The beauty of the colorful autumn leaves is one of the most typical symbols of Japan, but I’ve never seen the autumn leaves illuminated this way. I could have enjoyed it in Kyoto only if I had a chance, but I didn’t. And so this is quite for the first time for me to see it.

It seems we can keep enjoying ourselves finding a lot of interesting places around Tokyo. Hahaha, it sounds like we were foreigners here. Maybe we are in a sense ^_^
by nn_77 | 2007-12-09 17:54 | Travel
Today we visited Himejima Island in Oita pref. to see a local traditional festival called Fox festival.
Like this matsuri (traditional festival), many matsuris are held in many local areas of Japan around this time of the year.
A tower is set at the center of open space and people wearing yukata (Japanese summer kimono) enjoy dancing around the tower.

In this Kitsune-matsuri, or Fox festival, various types of dancing are played by various groups living in the local area.

And at the very last of the festival, children made up as fox show the audience their fox dance. They are so lovely!

Even a boy of two or three yeas old was among them. Perhaps he had no idea about what he was doing there.

People working in urban areas go back their parents’ home in their summer vacations to see each other after a long interval, showing their kids to their parents.
I have no relatives here in Oita, but came here just to enjoy the traditional festival. But it made me feel very relieved to see people meeting with their families in their hometown. I’ve gotta find a chance to get back to see my parents someday.
by nn_77 | 2007-08-18 08:49 | Travel

Little Kyoto – part 2 -

We visited Rurikouji temple in Yamaguchi pref. today. Rurikoji temple is one of the Soto Zen training temples.
The five-story pagoda reminded me of the similar tower in Kofukuji temple in Nara pref, which I visited the other day.

But this one in Rurikoji temple around this time of the year is very beautiful with wonderful beauty of greenery in the background. As well as the five-story pagoda of Kofukuji temple, the one here in Rurikouji temple is also designated as national treasure.
Finding such Japanese traditional architecture here and there, you can find the elegance of the Little Kyoto in Yamaguchi pref.

There still remain a lot of wonderful spots that I’ve never visited before. I hope I’ll have more chances to visit those places in future, so that I can explain how wonderful those places are in English here on my blog, sharing the beauty of Japan with people in foreign countries.
by nn_77 | 2007-08-15 18:38 | Travel

Visiting Little Kyoto

This day we visited Tsuwano town in Yamaguchi prefecture.
Tsuwano was once prospered as a castle town in Edo period.
Up on the hill you can find the relic of the castle stonewalls.

The old traditional feature of the streets still remain today with its culture, and so the town is often called “little Kyoto.”

Tsuwano-gawa River runs through the town and the view with greenery of hills and willows gave me a kind of nostalgic feeling.

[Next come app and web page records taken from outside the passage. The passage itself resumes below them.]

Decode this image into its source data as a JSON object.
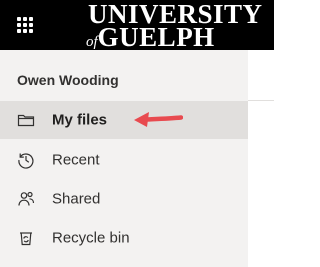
{
  "header": {
    "waffle_icon": "app-launcher-icon",
    "logo": {
      "line1": "UNIVERSITY",
      "line2_prefix": "of",
      "line2_main": "GUELPH"
    },
    "background_color": "#000000"
  },
  "sidebar": {
    "user_name": "Owen Wooding",
    "items": [
      {
        "label": "My files",
        "icon": "folder-icon",
        "selected": true
      },
      {
        "label": "Recent",
        "icon": "history-icon",
        "selected": false
      },
      {
        "label": "Shared",
        "icon": "people-icon",
        "selected": false
      },
      {
        "label": "Recycle bin",
        "icon": "recycle-bin-icon",
        "selected": false
      }
    ],
    "background_color": "#f3f2f1",
    "selected_color": "#e1dfdd"
  },
  "annotation": {
    "arrow_color": "#e84a4f",
    "points_to": "My files"
  }
}
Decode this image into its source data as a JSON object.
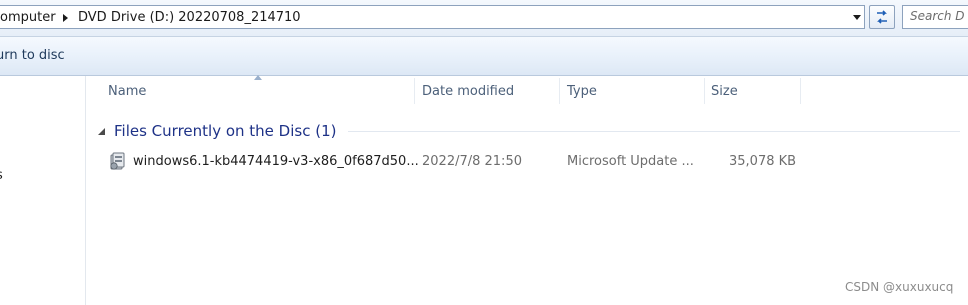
{
  "address": {
    "crumbs": [
      "omputer",
      "DVD Drive (D:) 20220708_214710"
    ]
  },
  "search": {
    "placeholder": "Search D"
  },
  "toolbar": {
    "burn_label": "urn to disc"
  },
  "nav": {
    "partial_item": "s"
  },
  "columns": {
    "name": "Name",
    "date_modified": "Date modified",
    "type": "Type",
    "size": "Size"
  },
  "group": {
    "title": "Files Currently on the Disc (1)"
  },
  "files": [
    {
      "name": "windows6.1-kb4474419-v3-x86_0f687d50...",
      "date": "2022/7/8 21:50",
      "type": "Microsoft Update ...",
      "size": "35,078 KB",
      "icon": "update-package-icon"
    }
  ],
  "watermark": "CSDN @xuxuxucq",
  "colors": {
    "group_title": "#1e3287",
    "column_header": "#4c607a"
  }
}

Multi-colored carps swims in the Tsuano-gawa River and in the side ditches in the town, which attracts tourists. This is possible because the water running here is so clean.

Fifteen minutes walk from the center of the town took us to the old house where Ogai Mori used to live.

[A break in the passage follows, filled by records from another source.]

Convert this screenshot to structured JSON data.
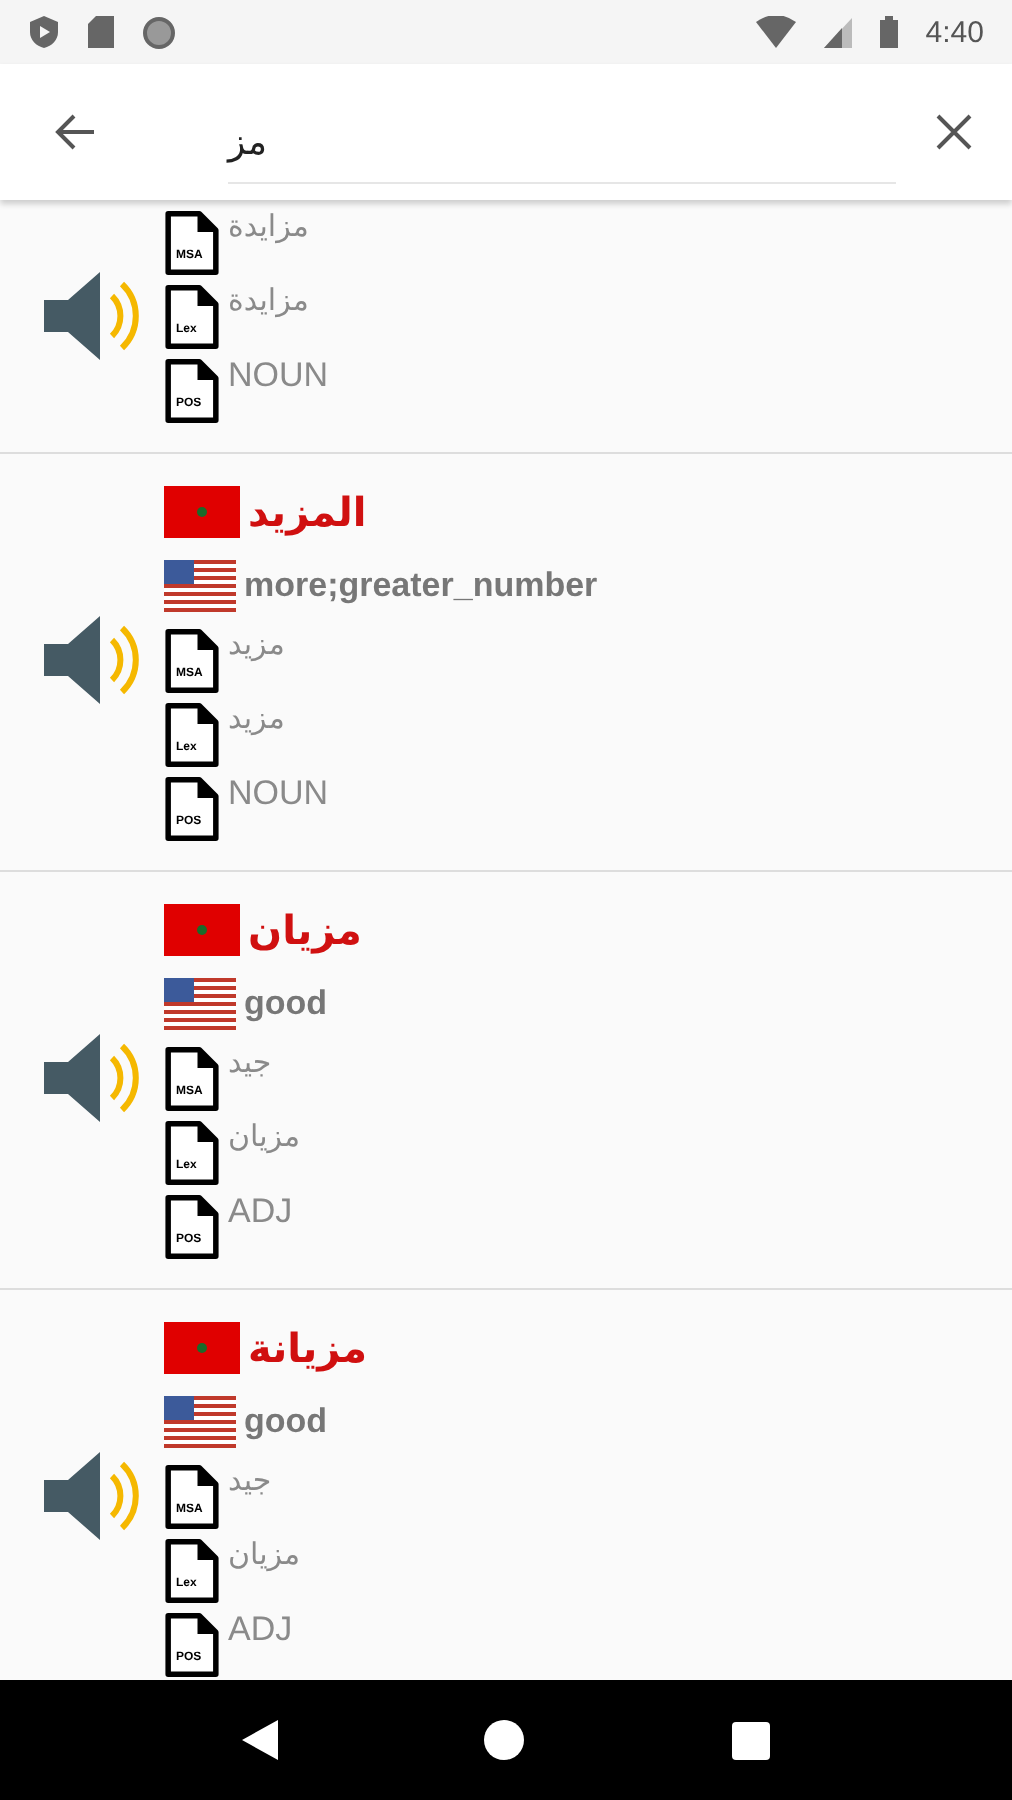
{
  "status_bar": {
    "time": "4:40"
  },
  "search": {
    "value": "مز"
  },
  "entries": [
    {
      "rows": [
        {
          "tag": "MSA",
          "text": "مزايدة",
          "kind": "arabic"
        },
        {
          "tag": "Lex",
          "text": "مزايدة",
          "kind": "arabic"
        },
        {
          "tag": "POS",
          "text": "NOUN",
          "kind": "latin"
        }
      ]
    },
    {
      "headword": "المزيد",
      "translation": "more;greater_number",
      "rows": [
        {
          "tag": "MSA",
          "text": "مزيد",
          "kind": "arabic"
        },
        {
          "tag": "Lex",
          "text": "مزيد",
          "kind": "arabic"
        },
        {
          "tag": "POS",
          "text": "NOUN",
          "kind": "latin"
        }
      ]
    },
    {
      "headword": "مزيان",
      "translation": "good",
      "rows": [
        {
          "tag": "MSA",
          "text": "جيد",
          "kind": "arabic"
        },
        {
          "tag": "Lex",
          "text": "مزيان",
          "kind": "arabic"
        },
        {
          "tag": "POS",
          "text": "ADJ",
          "kind": "latin"
        }
      ]
    },
    {
      "headword": "مزيانة",
      "translation": "good",
      "rows": [
        {
          "tag": "MSA",
          "text": "جيد",
          "kind": "arabic"
        },
        {
          "tag": "Lex",
          "text": "مزيان",
          "kind": "arabic"
        },
        {
          "tag": "POS",
          "text": "ADJ",
          "kind": "latin"
        }
      ]
    }
  ]
}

He was born here in Tsuwano and later became a famous doctor and also one of the greatest influences on the Japanese literature. One of his most famous works is titled 舞姫, or The Dancing Girl.

This is the very first time for me to visit Tsuwano.
Just half a day trip was enough to make me understand why people call this town “little Kyoto.” --- here you can find what our Japanese ancestors used to love back in those days, most of which are now hardly seen in our modernized daily life.
by nn_77 | 2007-08-15 09:27 | Travel